Seacoast Bank added two places of work and closed one in St. Petersburg over the weekend.
Simply days after closing on the acquisition of Fourth Street Banking Co. and Freedom Bank, Seacoast was up and operating Monday in two former Freedom places of work, at 1200 4th St. N., and at 9700 Koger Blvd.
On the similar time, Seacoast closed its workplace at 965 Central Ave. in downtown St. Petersburg.
The transition must be seamless for purchasers, mentioned Cathy Swanson, who was CEO of Freedom and now could be senior vp and Pinellas County market president for Seacoast.
Seacoast Bank indicators went up over the weekend on the former Freedom Bank at 1200 4th St. N.
The deal was finalized Friday and bank workers labored by way of the weekend to combine operations and transfer Freedom accounts to Seacoast. Freedom workers are staying on and the Seacoast workers in downtown St. Pete will work out of the previous Freedom places of work.
The stock transaction, which closed on Aug. 21, was valued at about $41.7 million. Freedom shareholders obtained 0.1275 shares of stock of Seacoast Banking Corp. of Florida (Nasdaq: SBCF). Seacoast, an $8.1 billion-asset bank based mostly in Stuart, Florida, beforehand acquired two Tampa banks, GulfShore Bank and NorthStar Bank, in 2017, and expects to maintain increasing its Tampa-St. Petersburg presence, mentioned Allen Brinkman, Seacoast Bank regional president, Tampa Bay and southwest Florida.
Seacoast’s power is native decision-making and a group bank method, and Freedom’s values and its “white-glove” method to shoppers was very comparable, Brinkman mentioned.
“It was an extremely well run bank. I can give kudos to Cathy and her leadership team forhow well they operated the bank. Customers love their bankers, and it was an absolute perfect fit culturally for Seacoast and also to continue to grow our market in Tampa Bay, which we want to continue to invest in,” Brinkman mentioned.
Cathy Swanson, CEO, Freedom Bank
Freedom Bank, with $359 million in deposits and $312 million in loans, was one in all simply two group banks headquartered in St. Petersburg, and one in all 10 within the Tampa-St. Petersburg-Clearwater metropolitan space. The variety of smaller banks has been shrinking, amid expertise advances, aggressive pressures and compliance prices and different regulatory mandates.
“When we started looking at the future for small community banks and our opportunities down the road, we looked at Seacoast and we thought, here’s an opportunity to be able to continue to provide tremendous service to our customers and yet keep that nice, small community bank feel,” Swanson mentioned. “We felt that was the right way for us to go to provide customers with more products, services and lending capacity, and still have a community bank that’s been around for 90 years and really cares about their customers.
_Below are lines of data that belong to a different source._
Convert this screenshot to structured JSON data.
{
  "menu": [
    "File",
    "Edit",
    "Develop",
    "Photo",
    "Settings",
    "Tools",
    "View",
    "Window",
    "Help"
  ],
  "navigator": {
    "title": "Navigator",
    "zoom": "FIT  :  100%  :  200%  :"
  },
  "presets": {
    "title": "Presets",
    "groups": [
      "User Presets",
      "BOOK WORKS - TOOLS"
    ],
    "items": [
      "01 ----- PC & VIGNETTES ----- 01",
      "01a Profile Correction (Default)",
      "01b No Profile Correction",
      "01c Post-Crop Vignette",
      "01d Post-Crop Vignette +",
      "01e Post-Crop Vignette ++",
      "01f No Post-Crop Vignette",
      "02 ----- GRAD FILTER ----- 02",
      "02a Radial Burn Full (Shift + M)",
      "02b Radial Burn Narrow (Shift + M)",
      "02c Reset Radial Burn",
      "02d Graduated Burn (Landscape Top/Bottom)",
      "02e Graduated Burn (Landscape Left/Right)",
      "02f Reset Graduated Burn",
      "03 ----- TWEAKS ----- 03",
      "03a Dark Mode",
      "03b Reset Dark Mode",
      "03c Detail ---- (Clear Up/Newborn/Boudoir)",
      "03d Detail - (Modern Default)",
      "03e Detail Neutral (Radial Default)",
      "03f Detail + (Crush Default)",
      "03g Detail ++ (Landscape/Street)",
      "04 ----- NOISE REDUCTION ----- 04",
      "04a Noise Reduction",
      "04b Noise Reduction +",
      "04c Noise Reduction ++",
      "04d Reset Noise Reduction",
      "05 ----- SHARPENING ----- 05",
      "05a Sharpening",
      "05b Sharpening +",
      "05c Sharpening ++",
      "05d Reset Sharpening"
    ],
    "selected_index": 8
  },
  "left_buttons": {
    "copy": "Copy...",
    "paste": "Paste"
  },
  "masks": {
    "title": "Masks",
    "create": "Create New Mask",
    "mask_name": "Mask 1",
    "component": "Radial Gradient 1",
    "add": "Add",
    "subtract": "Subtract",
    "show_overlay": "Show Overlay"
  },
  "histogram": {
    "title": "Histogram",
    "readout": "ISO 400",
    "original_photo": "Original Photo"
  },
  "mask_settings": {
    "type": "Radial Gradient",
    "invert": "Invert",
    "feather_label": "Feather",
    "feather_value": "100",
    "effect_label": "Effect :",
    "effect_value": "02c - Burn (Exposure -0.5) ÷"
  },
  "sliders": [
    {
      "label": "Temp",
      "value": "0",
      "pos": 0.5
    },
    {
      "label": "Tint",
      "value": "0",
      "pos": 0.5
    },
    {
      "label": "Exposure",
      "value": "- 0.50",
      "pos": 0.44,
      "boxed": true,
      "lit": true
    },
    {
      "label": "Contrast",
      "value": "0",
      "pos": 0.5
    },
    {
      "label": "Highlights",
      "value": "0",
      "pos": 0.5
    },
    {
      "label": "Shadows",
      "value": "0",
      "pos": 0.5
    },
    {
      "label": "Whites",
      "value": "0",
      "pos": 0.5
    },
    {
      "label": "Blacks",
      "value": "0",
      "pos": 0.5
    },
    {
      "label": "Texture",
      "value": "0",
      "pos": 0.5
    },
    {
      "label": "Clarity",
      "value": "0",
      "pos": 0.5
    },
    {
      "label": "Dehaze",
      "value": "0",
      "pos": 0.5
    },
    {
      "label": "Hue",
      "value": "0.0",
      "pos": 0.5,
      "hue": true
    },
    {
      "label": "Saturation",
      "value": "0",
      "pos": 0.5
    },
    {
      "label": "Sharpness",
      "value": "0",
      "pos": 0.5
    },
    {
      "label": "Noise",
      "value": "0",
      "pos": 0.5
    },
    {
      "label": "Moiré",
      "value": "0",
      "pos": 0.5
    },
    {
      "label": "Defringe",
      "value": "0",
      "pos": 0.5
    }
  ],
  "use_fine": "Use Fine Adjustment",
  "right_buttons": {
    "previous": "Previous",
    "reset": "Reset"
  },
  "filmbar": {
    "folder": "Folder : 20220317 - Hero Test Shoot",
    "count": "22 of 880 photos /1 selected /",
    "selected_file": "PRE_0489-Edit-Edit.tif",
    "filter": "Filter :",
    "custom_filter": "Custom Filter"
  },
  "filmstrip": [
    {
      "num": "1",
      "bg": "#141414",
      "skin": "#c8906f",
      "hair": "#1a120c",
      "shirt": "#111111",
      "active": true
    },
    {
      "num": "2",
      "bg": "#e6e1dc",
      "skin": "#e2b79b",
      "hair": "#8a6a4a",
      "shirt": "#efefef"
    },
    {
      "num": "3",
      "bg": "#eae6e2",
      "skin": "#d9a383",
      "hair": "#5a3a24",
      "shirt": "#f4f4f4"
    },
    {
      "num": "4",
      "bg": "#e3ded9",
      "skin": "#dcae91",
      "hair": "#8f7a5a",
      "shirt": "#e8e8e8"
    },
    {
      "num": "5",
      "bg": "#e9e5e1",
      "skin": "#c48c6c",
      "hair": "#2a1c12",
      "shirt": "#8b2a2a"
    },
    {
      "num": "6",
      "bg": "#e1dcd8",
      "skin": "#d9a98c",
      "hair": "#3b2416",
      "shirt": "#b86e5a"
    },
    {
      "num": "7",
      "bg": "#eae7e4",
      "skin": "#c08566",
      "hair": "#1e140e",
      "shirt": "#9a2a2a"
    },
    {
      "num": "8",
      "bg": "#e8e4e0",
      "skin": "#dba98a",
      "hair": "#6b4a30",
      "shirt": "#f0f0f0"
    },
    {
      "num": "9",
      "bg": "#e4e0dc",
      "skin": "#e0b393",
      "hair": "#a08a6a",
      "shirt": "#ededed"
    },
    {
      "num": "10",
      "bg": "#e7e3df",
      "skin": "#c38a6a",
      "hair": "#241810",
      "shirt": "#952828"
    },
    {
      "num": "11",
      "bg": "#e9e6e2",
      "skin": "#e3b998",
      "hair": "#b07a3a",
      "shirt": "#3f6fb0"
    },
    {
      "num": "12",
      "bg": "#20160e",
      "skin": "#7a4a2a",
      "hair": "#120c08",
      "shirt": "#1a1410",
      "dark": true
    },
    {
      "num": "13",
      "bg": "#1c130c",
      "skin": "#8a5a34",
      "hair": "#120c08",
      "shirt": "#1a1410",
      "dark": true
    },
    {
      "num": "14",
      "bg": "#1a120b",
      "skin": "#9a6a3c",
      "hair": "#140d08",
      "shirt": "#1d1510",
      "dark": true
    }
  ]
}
So it felt like an easy segue for us to do that.”
Unknown financial territory
Each banks have been lively within the Payroll Safety Program, a part of the federal Covid-19 aid funding bundle and supposed to supply an incentive for small companies to maintain staff on their payrolls.
Other than PPP, buyer demand for lending is restricted, as enterprise debtors face unknown financial territory, Swanson mentioned.
“There is still demand out there but I would not say it’s very robust or aggressive. It’s very measured and thoughtful and I think customers are getting measured and thoughtful responses back from the bank,” Brinkman mentioned.
Each Brinkman and Swanson pressured the significance of bankers listening to prospects’ wants and offering steering and recommendation.
“This is where banks set themselves apart in my opinion,” Brinkman mentioned. “Good times are easy to operate in for banks and for businesses, but when there’s hard times you start to recognize who your partners are, and I think if you’ve been able to give good advice in the past it becomes more valuable.”
Amid uncertainty, the Tampa Bay market, with a various mixture of industries, is likely one of the greatest markets in Florida from a development standpoint, Brinkman mentioned.
“We want to invest in Tampa Bay, and Pinellas is an incredible market. If you think about Pinellas and what it offers, especially from a middle-market, small and medium-size business perspective, it has an incredible amount of opportunity,” Brinkman mentioned. “We will always be looking to invest in the area.”